One number is the whole answer: the tally of lines in the records that include the word "Data".
*** Material provided Section Begins ***
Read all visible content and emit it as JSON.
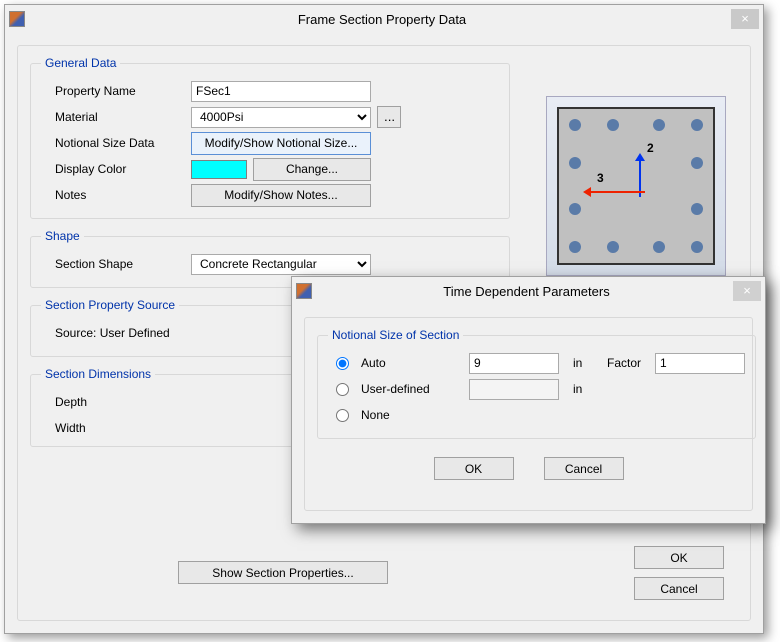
{
  "main": {
    "title": "Frame Section Property Data",
    "general": {
      "legend": "General Data",
      "property_name_label": "Property Name",
      "property_name_value": "FSec1",
      "material_label": "Material",
      "material_value": "4000Psi",
      "notional_label": "Notional Size Data",
      "notional_button": "Modify/Show Notional Size...",
      "display_color_label": "Display Color",
      "change_button": "Change...",
      "notes_label": "Notes",
      "notes_button": "Modify/Show Notes...",
      "ellipsis": "..."
    },
    "shape": {
      "legend": "Shape",
      "label": "Section Shape",
      "value": "Concrete Rectangular"
    },
    "source": {
      "legend": "Section Property Source",
      "text": "Source:  User Defined"
    },
    "dimensions": {
      "legend": "Section Dimensions",
      "depth_label": "Depth",
      "width_label": "Width"
    },
    "preview": {
      "axis2": "2",
      "axis3": "3"
    },
    "show_props": "Show Section Properties...",
    "ok": "OK",
    "cancel": "Cancel"
  },
  "sub": {
    "title": "Time Dependent Parameters",
    "group_legend": "Notional Size of Section",
    "auto_label": "Auto",
    "user_label": "User-defined",
    "none_label": "None",
    "auto_value": "9",
    "unit": "in",
    "factor_label": "Factor",
    "factor_value": "1",
    "user_value": "",
    "ok": "OK",
    "cancel": "Cancel"
  }
}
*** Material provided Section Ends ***
Written reply: 3